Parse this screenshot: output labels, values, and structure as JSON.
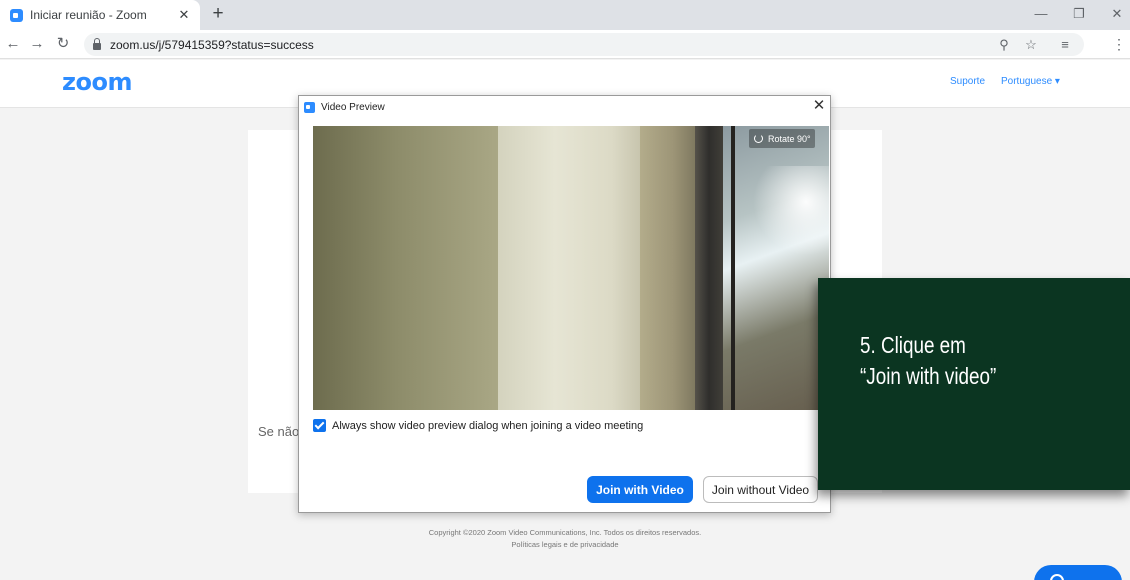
{
  "browser": {
    "tab_title": "Iniciar reunião - Zoom",
    "tab_close": "✕",
    "new_tab": "+",
    "url": "zoom.us/j/579415359?status=success",
    "window_controls": [
      "—",
      "❐",
      "✕"
    ]
  },
  "header": {
    "logo": "zoom",
    "support_link": "Suporte",
    "language_link": "Portuguese ▾"
  },
  "card": {
    "text": "Se não"
  },
  "footer": {
    "line1": "Copyright ©2020 Zoom Video Communications, Inc. Todos os direitos reservados.",
    "line2": "Políticas legais e de privacidade"
  },
  "dialog": {
    "title": "Video Preview",
    "close": "✕",
    "rotate_label": "Rotate 90°",
    "checkbox_label": "Always show video preview dialog when joining a video meeting",
    "checkbox_checked": true,
    "join_with_video": "Join with Video",
    "join_without_video": "Join without Video"
  },
  "callout": {
    "line1": "5. Clique em",
    "line2": "“Join with video”",
    "background": "#0b3521"
  },
  "colors": {
    "zoom_blue": "#2d8cff",
    "button_blue": "#0e72ed"
  }
}
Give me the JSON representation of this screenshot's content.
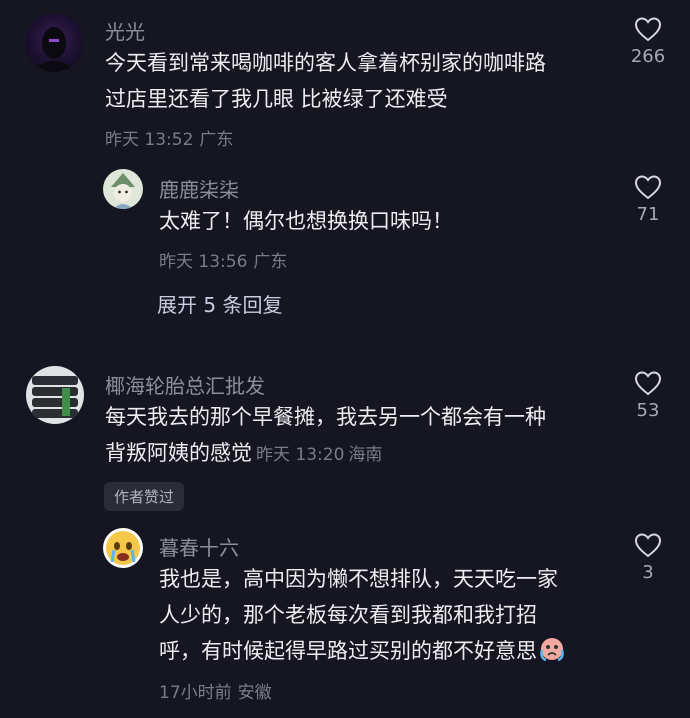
{
  "comments": [
    {
      "user": "光光",
      "lines": [
        "今天看到常来喝咖啡的客人拿着杯别家的咖啡路",
        "过店里还看了我几眼 比被绿了还难受"
      ],
      "time": "昨天 13:52",
      "location": "广东",
      "likes": "266",
      "reply": {
        "user": "鹿鹿柒柒",
        "text": "太难了！偶尔也想换换口味吗！",
        "time": "昨天 13:56",
        "location": "广东",
        "likes": "71"
      },
      "expand_label": "展开 5 条回复"
    },
    {
      "user": "椰海轮胎总汇批发",
      "line1": "每天我去的那个早餐摊，我去另一个都会有一种",
      "line2": "背叛阿姨的感觉",
      "time": "昨天 13:20",
      "location": "海南",
      "likes": "53",
      "badge": "作者赞过",
      "reply": {
        "user": "暮春十六",
        "lines": [
          "我也是，高中因为懒不想排队，天天吃一家",
          "人少的，那个老板每次看到我都和我打招",
          "呼，有时候起得早路过买别的都不好意思"
        ],
        "time": "17小时前",
        "location": "安徽",
        "likes": "3"
      }
    }
  ],
  "colors": {
    "background": "#161622",
    "text": "#ececf1",
    "meta": "#7c7c87"
  }
}
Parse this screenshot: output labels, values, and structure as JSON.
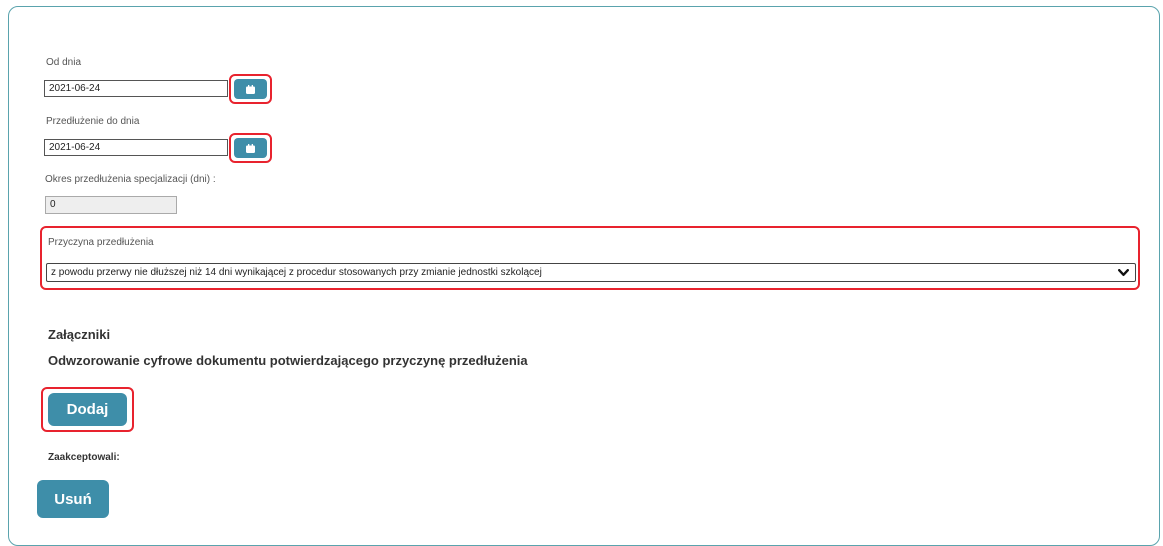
{
  "form": {
    "from_date": {
      "label": "Od dnia",
      "value": "2021-06-24",
      "button_icon": "calendar-icon"
    },
    "extend_to": {
      "label": "Przedłużenie do dnia",
      "value": "2021-06-24",
      "button_icon": "calendar-icon"
    },
    "period": {
      "label": "Okres przedłużenia specjalizacji (dni) :",
      "value": "0"
    },
    "reason": {
      "label": "Przyczyna przedłużenia",
      "selected": "z powodu przerwy nie dłuższej niż 14 dni wynikającej z procedur stosowanych przy zmianie jednostki szkolącej"
    }
  },
  "attachments": {
    "title": "Załączniki",
    "subtitle": "Odwzorowanie cyfrowe dokumentu potwierdzającego przyczynę przedłużenia",
    "add_label": "Dodaj"
  },
  "accepted": {
    "label": "Zaakceptowali:"
  },
  "delete_label": "Usuń",
  "colors": {
    "accent": "#3e8ea9",
    "highlight": "#e8232e",
    "card_border": "#5aa3ad"
  }
}
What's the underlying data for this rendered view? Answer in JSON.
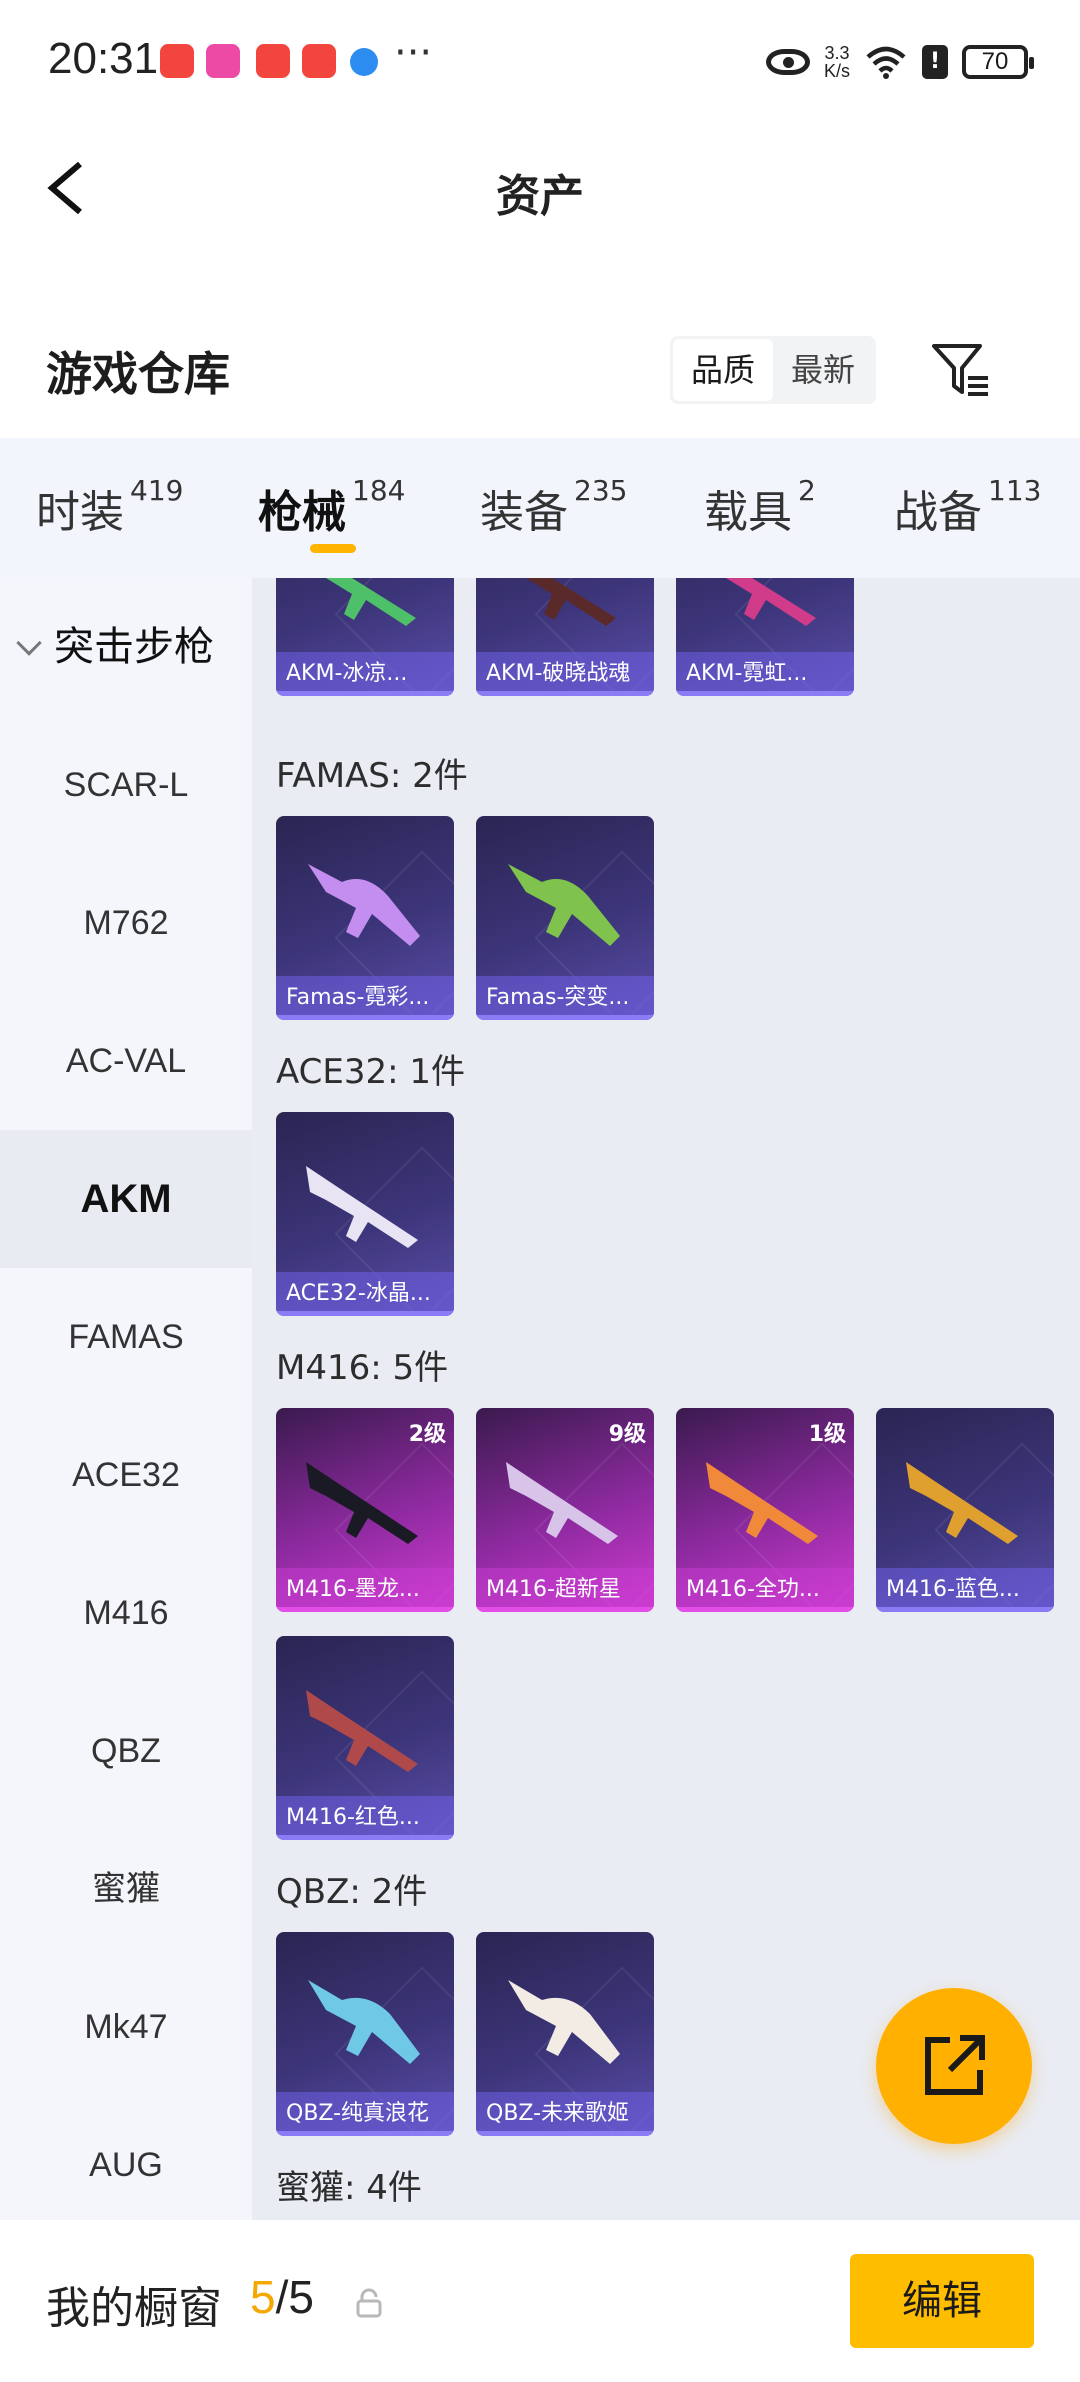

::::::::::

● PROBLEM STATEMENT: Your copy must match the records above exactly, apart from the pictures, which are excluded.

● SOLUTION FOR THIS EXERCISE:
Parse this screenshot: output labels, values, and structure as JSON.
{
  "browser": {
    "tab_title": "Iniciar reunião - Zoom",
    "tab_close": "✕",
    "new_tab": "+",
    "url": "zoom.us/j/579415359?status=success",
    "window_controls": [
      "—",
      "❐",
      "✕"
    ]
  },
  "header": {
    "logo": "zoom",
    "support_link": "Suporte",
    "language_link": "Portuguese ▾"
  },
  "card": {
    "text": "Se não"
  },
  "footer": {
    "line1": "Copyright ©2020 Zoom Video Communications, Inc. Todos os direitos reservados.",
    "line2": "Políticas legais e de privacidade"
  },
  "dialog": {
    "title": "Video Preview",
    "close": "✕",
    "rotate_label": "Rotate 90°",
    "checkbox_label": "Always show video preview dialog when joining a video meeting",
    "checkbox_checked": true,
    "join_with_video": "Join with Video",
    "join_without_video": "Join without Video"
  },
  "callout": {
    "line1": "5. Clique em",
    "line2": "“Join with video”",
    "background": "#0b3521"
  },
  "colors": {
    "zoom_blue": "#2d8cff",
    "button_blue": "#0e72ed"
  }
}
Give me the JSON representation of this screenshot's content.
{
  "comments": [
    {
      "user": "光光",
      "lines": [
        "今天看到常来喝咖啡的客人拿着杯别家的咖啡路",
        "过店里还看了我几眼 比被绿了还难受"
      ],
      "time": "昨天 13:52",
      "location": "广东",
      "likes": "266",
      "reply": {
        "user": "鹿鹿柒柒",
        "text": "太难了！偶尔也想换换口味吗！",
        "time": "昨天 13:56",
        "location": "广东",
        "likes": "71"
      },
      "expand_label": "展开 5 条回复"
    },
    {
      "user": "椰海轮胎总汇批发",
      "line1": "每天我去的那个早餐摊，我去另一个都会有一种",
      "line2": "背叛阿姨的感觉",
      "time": "昨天 13:20",
      "location": "海南",
      "likes": "53",
      "badge": "作者赞过",
      "reply": {
        "user": "暮春十六",
        "lines": [
          "我也是，高中因为懒不想排队，天天吃一家",
          "人少的，那个老板每次看到我都和我打招",
          "呼，有时候起得早路过买别的都不好意思"
        ],
        "time": "17小时前",
        "location": "安徽",
        "likes": "3"
      }
    }
  ],
  "colors": {
    "background": "#161622",
    "text": "#ececf1",
    "meta": "#7c7c87"
  }
}
Parse this screenshot: output labels, values, and structure as JSON.
{
  "form": {
    "from_date": {
      "label": "Od dnia",
      "value": "2021-06-24",
      "button_icon": "calendar-icon"
    },
    "extend_to": {
      "label": "Przedłużenie do dnia",
      "value": "2021-06-24",
      "button_icon": "calendar-icon"
    },
    "period": {
      "label": "Okres przedłużenia specjalizacji (dni) :",
      "value": "0"
    },
    "reason": {
      "label": "Przyczyna przedłużenia",
      "selected": "z powodu przerwy nie dłuższej niż 14 dni wynikającej z procedur stosowanych przy zmianie jednostki szkolącej"
    }
  },
  "attachments": {
    "title": "Załączniki",
    "subtitle": "Odwzorowanie cyfrowe dokumentu potwierdzającego przyczynę przedłużenia",
    "add_label": "Dodaj"
  },
  "accepted": {
    "label": "Zaakceptowali:"
  },
  "delete_label": "Usuń",
  "colors": {
    "accent": "#3e8ea9",
    "highlight": "#e8232e",
    "card_border": "#5aa3ad"
  }
}
What's the underlying data for this rendered view? Answer in JSON.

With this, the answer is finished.